Enroute to Kargil, they halted for a few hours in Sonamarg and then proceeded to Zoji La Pass, to negotiate the extremely dangerous curve. At an elevation of 3,500 metres above sea level, this strip of rock is not obviously the place for a joy ride. The roads and curves need to be taken with extreme caution. It started raining by the time they set out, making the drive doubly dangerous. But the trio forged on egged on by the dictum that it’s the end that matters. The means is secondary.
The road was covered with small stones which came flying towards them as the wheels churned over them. To add to the misery, the roads turned muddy and slushy. On the one hand there stretched ahead a slippery road and on the other, there lay deep gorges. One false move and the rest would be history. But there were trucks aplenty along the slushy path, least bothered by the hazards. They drove by with the ease with which one would have only on a six-lane road!
They touched base at Kargil by nightfall. After spending the night there, they were once again on the road, Leh-bound, where they reached by night. A homestay facility provided by a Malayali was a big help and the boys spend an extra day in Leh. Besides, it was alike a rehearsal, preparing them to take on the biting cold in Ladakh and at Khardung-La, where oxygen levels would also be very low.
The team took off once again to touch base at Khardung-La before acute mountain sickness (AMS) would set in. Entry passes to Khardung were got from Leh.
One has to take the Chang - La pass to touch Pangong, which happens to be an extremely treacherous strip. The team was hit by weariness for want of oxygen and even the bullets turned sluggish and started crawling like tortoises instead of roaring ahead. They stayed the night at the Pangong camp. Incidentally, it was exactly at this location that the climax of Three Idiots was shot.
The next day, two youngsters joined them from Pangong as they were proceeding to Nubra Valley.
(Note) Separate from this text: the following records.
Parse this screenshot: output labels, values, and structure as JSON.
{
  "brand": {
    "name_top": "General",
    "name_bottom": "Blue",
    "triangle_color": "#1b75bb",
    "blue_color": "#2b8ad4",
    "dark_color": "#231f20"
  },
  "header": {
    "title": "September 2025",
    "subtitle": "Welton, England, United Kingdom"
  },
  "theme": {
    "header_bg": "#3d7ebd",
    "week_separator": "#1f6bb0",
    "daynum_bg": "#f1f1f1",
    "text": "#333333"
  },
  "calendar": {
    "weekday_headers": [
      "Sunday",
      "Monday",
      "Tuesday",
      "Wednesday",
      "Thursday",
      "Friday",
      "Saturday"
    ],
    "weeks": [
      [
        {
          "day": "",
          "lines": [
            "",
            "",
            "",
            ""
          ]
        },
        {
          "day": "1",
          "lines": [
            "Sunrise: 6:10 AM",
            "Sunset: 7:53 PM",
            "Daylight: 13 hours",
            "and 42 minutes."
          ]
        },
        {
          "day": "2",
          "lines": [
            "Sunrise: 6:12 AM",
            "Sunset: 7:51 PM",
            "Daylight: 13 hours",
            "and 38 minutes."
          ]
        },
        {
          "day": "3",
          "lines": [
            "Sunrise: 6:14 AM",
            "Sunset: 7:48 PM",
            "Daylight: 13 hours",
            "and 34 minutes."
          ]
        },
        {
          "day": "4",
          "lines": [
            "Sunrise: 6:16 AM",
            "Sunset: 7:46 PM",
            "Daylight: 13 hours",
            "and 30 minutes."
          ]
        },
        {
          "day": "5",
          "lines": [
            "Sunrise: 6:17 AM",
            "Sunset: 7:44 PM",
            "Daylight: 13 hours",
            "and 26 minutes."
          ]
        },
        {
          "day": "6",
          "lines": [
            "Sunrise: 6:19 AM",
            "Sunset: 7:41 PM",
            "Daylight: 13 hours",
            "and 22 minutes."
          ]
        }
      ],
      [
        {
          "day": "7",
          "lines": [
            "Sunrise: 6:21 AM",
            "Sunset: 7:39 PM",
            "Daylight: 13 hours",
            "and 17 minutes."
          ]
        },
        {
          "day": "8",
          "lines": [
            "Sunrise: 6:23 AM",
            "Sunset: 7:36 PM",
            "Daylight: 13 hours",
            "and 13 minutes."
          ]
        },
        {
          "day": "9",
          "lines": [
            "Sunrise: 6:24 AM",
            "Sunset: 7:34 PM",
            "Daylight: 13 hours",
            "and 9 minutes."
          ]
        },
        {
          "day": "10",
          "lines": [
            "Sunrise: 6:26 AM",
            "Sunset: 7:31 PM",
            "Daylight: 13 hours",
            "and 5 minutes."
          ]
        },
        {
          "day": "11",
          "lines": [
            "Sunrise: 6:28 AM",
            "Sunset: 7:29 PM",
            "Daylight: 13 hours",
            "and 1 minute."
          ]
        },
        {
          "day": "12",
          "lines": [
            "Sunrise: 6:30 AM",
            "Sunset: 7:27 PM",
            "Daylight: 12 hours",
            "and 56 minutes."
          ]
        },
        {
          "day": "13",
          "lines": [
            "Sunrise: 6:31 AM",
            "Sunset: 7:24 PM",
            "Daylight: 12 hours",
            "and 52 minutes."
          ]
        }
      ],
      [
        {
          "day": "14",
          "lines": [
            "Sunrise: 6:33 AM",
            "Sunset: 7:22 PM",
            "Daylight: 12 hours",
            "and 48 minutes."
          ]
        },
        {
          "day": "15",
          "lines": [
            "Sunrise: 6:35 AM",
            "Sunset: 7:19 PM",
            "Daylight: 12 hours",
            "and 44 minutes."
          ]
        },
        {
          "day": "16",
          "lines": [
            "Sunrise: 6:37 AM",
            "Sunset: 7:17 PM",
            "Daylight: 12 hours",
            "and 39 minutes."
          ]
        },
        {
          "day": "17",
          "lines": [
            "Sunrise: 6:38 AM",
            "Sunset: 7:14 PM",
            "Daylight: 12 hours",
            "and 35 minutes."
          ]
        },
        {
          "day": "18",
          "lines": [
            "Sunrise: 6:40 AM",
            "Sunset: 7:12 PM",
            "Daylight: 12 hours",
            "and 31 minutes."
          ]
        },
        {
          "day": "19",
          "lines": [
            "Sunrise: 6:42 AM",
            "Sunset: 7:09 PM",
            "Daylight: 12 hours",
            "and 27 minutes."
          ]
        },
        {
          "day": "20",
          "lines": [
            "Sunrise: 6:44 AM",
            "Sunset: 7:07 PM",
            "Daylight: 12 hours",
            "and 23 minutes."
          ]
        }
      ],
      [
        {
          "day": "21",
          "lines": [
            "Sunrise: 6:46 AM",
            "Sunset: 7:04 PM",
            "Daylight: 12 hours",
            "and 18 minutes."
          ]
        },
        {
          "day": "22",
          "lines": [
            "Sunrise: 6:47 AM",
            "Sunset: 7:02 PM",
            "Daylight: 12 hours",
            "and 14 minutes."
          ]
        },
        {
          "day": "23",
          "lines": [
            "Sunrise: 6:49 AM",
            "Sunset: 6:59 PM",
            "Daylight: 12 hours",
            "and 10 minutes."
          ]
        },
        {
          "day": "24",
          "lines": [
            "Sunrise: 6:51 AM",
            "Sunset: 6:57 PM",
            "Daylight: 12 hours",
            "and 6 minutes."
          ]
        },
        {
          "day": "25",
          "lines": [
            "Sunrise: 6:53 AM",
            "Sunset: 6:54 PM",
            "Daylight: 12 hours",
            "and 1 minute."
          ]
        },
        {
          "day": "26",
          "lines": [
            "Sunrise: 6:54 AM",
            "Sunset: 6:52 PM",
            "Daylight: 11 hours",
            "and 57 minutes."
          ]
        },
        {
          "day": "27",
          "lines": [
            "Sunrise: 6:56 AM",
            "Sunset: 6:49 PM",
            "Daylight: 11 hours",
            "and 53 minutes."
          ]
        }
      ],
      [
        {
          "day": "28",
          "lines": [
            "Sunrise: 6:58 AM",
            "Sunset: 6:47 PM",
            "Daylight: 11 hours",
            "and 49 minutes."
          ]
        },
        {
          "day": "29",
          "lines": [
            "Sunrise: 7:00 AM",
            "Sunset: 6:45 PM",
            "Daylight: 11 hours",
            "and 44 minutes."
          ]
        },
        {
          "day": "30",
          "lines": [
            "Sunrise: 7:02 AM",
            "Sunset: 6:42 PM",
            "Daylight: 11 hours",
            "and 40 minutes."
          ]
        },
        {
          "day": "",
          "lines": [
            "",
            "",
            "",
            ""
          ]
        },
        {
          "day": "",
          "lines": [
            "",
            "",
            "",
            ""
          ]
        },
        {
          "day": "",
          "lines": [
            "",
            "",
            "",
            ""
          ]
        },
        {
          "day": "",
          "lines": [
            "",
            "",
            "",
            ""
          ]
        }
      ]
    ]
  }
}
The path once again was narrow and very curvy. The young boys had met with an accident and needed medical help. After seeing them off safely, the trio once again took the road to their final destination.
It was a moment of total disbelief as the three touched down at Khardung-La. It was like being on top of the world. A long-standing dream was fulfilled. But prolonged stay at the place is impossible as AMS often sets in. A lot of photographs later, the trio decided to begin the trip back to reality.